By Zsana Hoskins,
Special to the AFRO
Life After Release, a local women-led organization dedicated to serving formerly incarcerated citizens and their families held their annual beach retreat from June 23 to June 25. The event took place in Ocean City, Md.
Qiana Johnson, the founder of Life After Release, said the retreat was inspired with the goal of alleviating stress caused by long court cases and the obstacles that incarceration can bring upon families.
“It was such a toll for the two and a half years I was incarcerated–my mother cried every day, my kids cried every day. So what we decided last year after COVID was ‘Hey, why don’t we just take everybody to the beach?’ We went to the beach, and it blossomed from there and turned into this beautiful retreat,” said Johnson.
Coordinators and attendees expressed a deep appreciation for the weekend getaway. Leara Davis, a volunteer and first-time mother, said her experience at the retreat was “eye-opening, freeing, and loving.”
“It was an amazing experience to be around majority African-American people that are all coming together as a community. It was nice to be around people who understood struggles that we all are going through–to share stories. It was like building a family almost,” Davis, a first time attendee, expressed.
Davis’ story is a testament to the impact of the work Life After Release and their partners are doing. She began volunteering with them in January because of the support they gave her when she was incarcerated.
“They filled a courtroom for me, and it made me say, ‘Wow, I need to do this for others. I want to join them and help someone else who’s in my position. Their presence made a big difference in the outcome of my case,” said Davis. “It means everything. I don’t really socialize with a lot of people.
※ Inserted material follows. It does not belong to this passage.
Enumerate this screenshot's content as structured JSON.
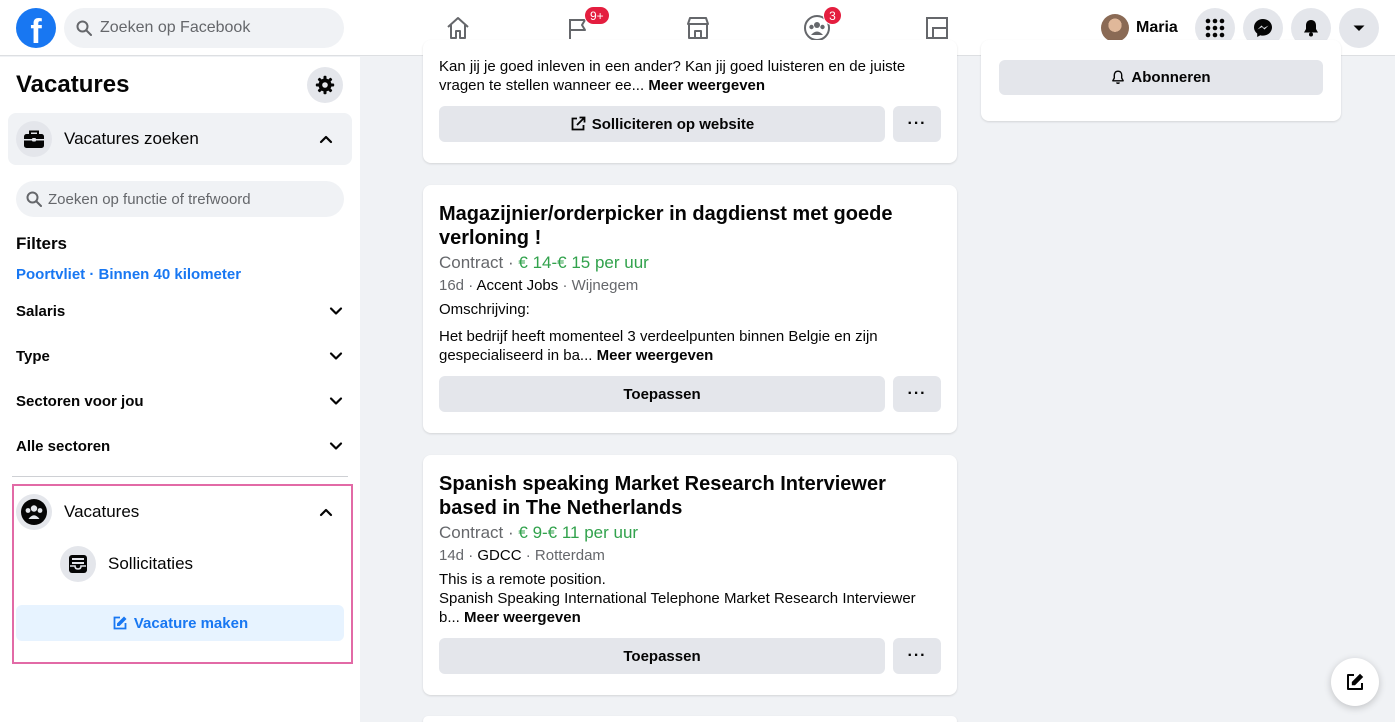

So to be with a group of people that I don’t feel like I have to be shy around, or I have to hide things that I’ve went through because I don’t feel like they’re going to judge me.”
The influence of this program is not just for those who participate. For Johnson, this retreat has also been impactful in many ways. Johnson recalled a memory that reminded her why this retreat is necessary.
“Last year we had a young woman and the week before we went on the trip she was sentenced to five years. After they took her out of the courtroom and the kids saw her going away, the kids didn’t think about or understand their mother going away. But what they did understand was that they were going to the beach the next week,” said Johnson. “That was so impactful for me because we were able to provide them with a little tiny bit of relief and hope that they didn’t have before.”
Johnson wants the retreat to be bigger and better in the upcoming years.
“We are actually considering turning this into a conference later on down the line—a conference of directly impacted people where we can not only go to the beach but actually have guest speakers, workshops, and things like that,” said Johnson. “We want to make it longer and more impactful. We want to make people more accessible to the people that need them–judges, lawyers, post-conviction workers.”
LaKeasha Coley, was also a formerly incarcerated mother and first time attendee at this year’s retreat who reflected on some of her favorite moments from the weekend.
“It meant a lot. Being on house arrest, I don’t get to go out. I don’t get to leave the house unless I’m working. So being able to go out to the retreat was a vacation for me–it was a vacation within a vacation because I was able to leave the house and then once I got there, I was able to enjoy myself,” Coley said about her time in Ocean City.
Johnson stressed the importance of having a space for those directly impacted by incarceration to fellowship, exchange information about cases, and get to know one another without having to worry about meals, money, or other stressors.
“You don’t have to be ashamed of what’s happening to you and your family–to sit down next to someone and break bread next to someone that is going through the same exact stuff as you. And you can just take a little bit off your chest because now you don’t have to keep it bottled in.” said Johnson. “We’re removing barriers for people to be in raw, honest communication, love and compassion with one another. That impacts me and makes me feel so good,” Johnson said.
This event was completed with the support of several organizations.
“We partner with other organizations like Harriet’s Wildest Dreams, Outward Justice in Baltimore. Our partners also bring their loved ones-from Maryland, DC, and Virginia,” said Johnson. “We’re really partner-heavy because we know that we can’t do this thing by ourselves. There’s so many great organizations that are out here actually doing the work. It’s important to understand that there’s people out here in this world that want to support the radical rest and rejuvenation and help building community.”
Johnson also emphasized the Hyattsville Mennonite Church funded this year’s retreat and has been supporting this cause for the past few years. Life After Release is working to implement additional programs for incarcerated individuals.
“We’re just not here bailing people out. We put them into programming to help them on a path of self-determination. One of the programs that we put them into is the Participatory Defense Program to help them with their case. Another program that we put them into is the Justice and Liberation program, where they get a stipend and financial literacy and credit workshops,” said Johnson.
Life After Release is now located in Suitland, Md. and is a part of the Creative Suitland Collective. Johnson urges anyone who may have skills that would be beneficial to the community or those who want to donate items or monetarily to reach out via their website, www.lifeafterrelease.org.